When I started my career in the field of international development, one of the challenges I was facing very often was how to explain the meaningfulness of my profession to others. This unusual task occurred when people who are not working in this area wanted to learn more about the nature of my job. In fact, besides asking what I am actually doing, they were very curious why my organization conducts some activities, implements certain projects and how do we know that we do our job successfully.
These questions opened Pandora’s box and encouraged me to put myself in the stakeholders’ shoes. I imagined the beneficiary, donor, partner and project supervisor asking, “How will this learning activity help me in my everyday work? Will the proposed project have some tangible results? Where are the overlaps between your and our scope of work? What can we do to improve our efficiency?” Then I realized the importance and power of two inevitable and yet mystified activities: monitoring and evaluation (M&E).
Private companies have many indicators for analyzing performance. At least a couple of them are familiar to everyone, regardless their profession. Let’s use profit as an example: this variable can be calculated, it is comparable and depictures company’s success. Shareholders can take into account profit as valuable information when analyzing company’s position. Similarly, development organizations have established their own systems to increase transparency and accountability of work, track progress and demonstrate the impact of the undertaken activities.
M&E tools used in international development aim to support decision-making processes and provide all relevant parties with the necessary information, allowing them to assess performance. During the monitoring process the organization collects data, both quantitative and qualitative, that indicate progress in reaching out previously selected objectives. These data are regularly collected and ensure a basis for evaluation and learning. Evaluation provides assessment of ongoing and completed activities, determines if the objectives have been fulfilled and under which assumptions, circumstances and conditions, and enables lessons that can be implemented in the future work.

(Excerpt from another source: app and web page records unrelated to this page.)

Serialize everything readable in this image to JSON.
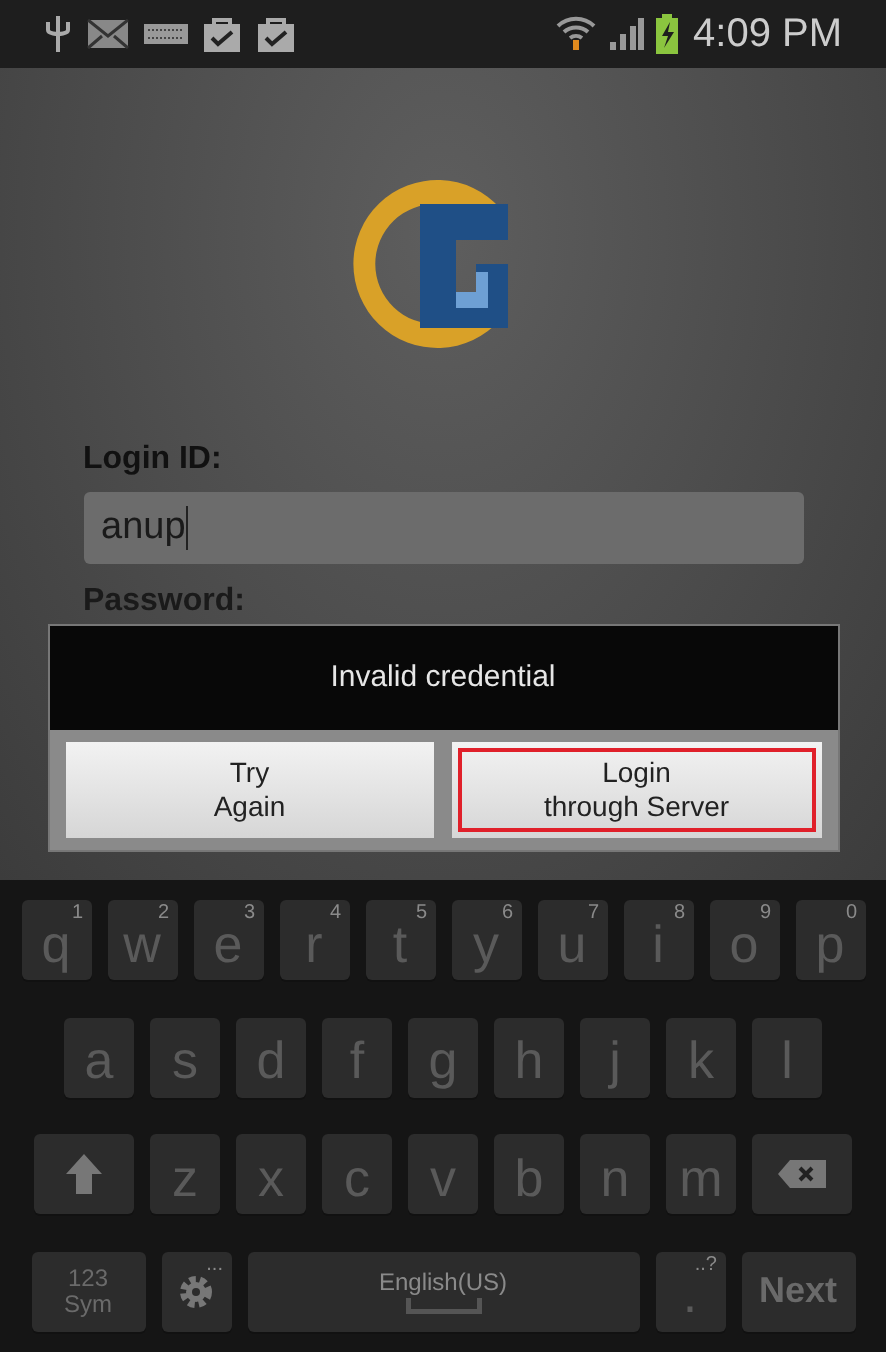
{
  "status_bar": {
    "time": "4:09 PM",
    "battery_charging": true
  },
  "login": {
    "id_label": "Login ID:",
    "id_value": "anup",
    "password_label": "Password:"
  },
  "dialog": {
    "message": "Invalid credential",
    "buttons": [
      {
        "label": "Try\nAgain",
        "highlighted": false
      },
      {
        "label": "Login\nthrough Server",
        "highlighted": true
      }
    ]
  },
  "keyboard": {
    "rows": [
      {
        "keys": [
          {
            "kind": "letter",
            "label": "q",
            "hint": "1"
          },
          {
            "kind": "letter",
            "label": "w",
            "hint": "2"
          },
          {
            "kind": "letter",
            "label": "e",
            "hint": "3"
          },
          {
            "kind": "letter",
            "label": "r",
            "hint": "4"
          },
          {
            "kind": "letter",
            "label": "t",
            "hint": "5"
          },
          {
            "kind": "letter",
            "label": "y",
            "hint": "6"
          },
          {
            "kind": "letter",
            "label": "u",
            "hint": "7"
          },
          {
            "kind": "letter",
            "label": "i",
            "hint": "8"
          },
          {
            "kind": "letter",
            "label": "o",
            "hint": "9"
          },
          {
            "kind": "letter",
            "label": "p",
            "hint": "0"
          }
        ]
      },
      {
        "keys": [
          {
            "kind": "letter",
            "label": "a"
          },
          {
            "kind": "letter",
            "label": "s"
          },
          {
            "kind": "letter",
            "label": "d"
          },
          {
            "kind": "letter",
            "label": "f"
          },
          {
            "kind": "letter",
            "label": "g"
          },
          {
            "kind": "letter",
            "label": "h"
          },
          {
            "kind": "letter",
            "label": "j"
          },
          {
            "kind": "letter",
            "label": "k"
          },
          {
            "kind": "letter",
            "label": "l"
          }
        ]
      },
      {
        "keys": [
          {
            "kind": "shift"
          },
          {
            "kind": "letter",
            "label": "z"
          },
          {
            "kind": "letter",
            "label": "x"
          },
          {
            "kind": "letter",
            "label": "c"
          },
          {
            "kind": "letter",
            "label": "v"
          },
          {
            "kind": "letter",
            "label": "b"
          },
          {
            "kind": "letter",
            "label": "n"
          },
          {
            "kind": "letter",
            "label": "m"
          },
          {
            "kind": "backspace"
          }
        ]
      },
      {
        "keys": [
          {
            "kind": "sym",
            "label": "123\nSym"
          },
          {
            "kind": "settings",
            "hint": "..."
          },
          {
            "kind": "space",
            "label": "English(US)"
          },
          {
            "kind": "letter",
            "label": ".",
            "hint": "..?"
          },
          {
            "kind": "action",
            "label": "Next"
          }
        ]
      }
    ]
  }
}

Although M&E has been conducted for many years, in the recent period there have been increased efforts to put this framework into practice and connect it with organizations’ core activities. Some of the reasons are rising need to demonstrate the effective use of funds and implementation of the adaptive management approach. A KPMG study* showed that the motivation for monitoring a project is driven by the intention to improve development impact, ensure that lessons are learned from the existing programs and to be accountable toward funders. This research also indicated that although there exist various available evaluation techniques, there are top three techniques that are most commonly used: logical frameworks, performance indicators and focus groups.
As a regional knowledge hub and a leading learning institution in South East Europe that promotes capacity development of public sector officials, the CEF is investing significant efforts into the M&E of its activities. We are carefully measuring the results and sharing them through different channels in order to properly evaluate work and articulate created value. Data that are supporting M&E are both qualitative and qualitative, collected throughout surveys, reflections and value creation stories. The approach that we are developing to gather these data and connect it to our objectives is the logical results framework.
In this mission we are challenged with the complexity of our activities and various dimensions of our work. We are taking into account the significance of the learning initiative for our participants as well as the learning approach used to deliver this initiative. We are selecting the projects that we want to conduct in accordance with our institutional mission and in manner to ensure that time-limited activities and objectives are in line with long-term priorities. We are a bridge between donors, partners and beneficiaries, and when conducting our work we are taking into consideration their needs and goals. Last but not least, we are working in a complex and uncertain field, and are aware of the importance that the M&E system recognize and address changes in such environment.
It is inevitable that all these factors have, as a consequence, many requirements, limitations and data that have to be carefully processed and included in the M&E procedure, which on the other hand requires that we invest serious resources. So, it is time for a new question (and for the first time I will try to provide the answer too): Why are we doing this and who else can benefit from it? The development of the described process, regardless of how complicated it looks, supports our intention that our M&E approach should not simply exist for our own needs, but also with the purpose to be understood and used by all relevant stakeholders. We are directly and indirectly creating value for a countless number of institutions and individuals, and these results belong to all of them.
Where do you see the power and potential of M&E?
*Monitoring and Evaluation in the Development Sector, KPMG International, 2014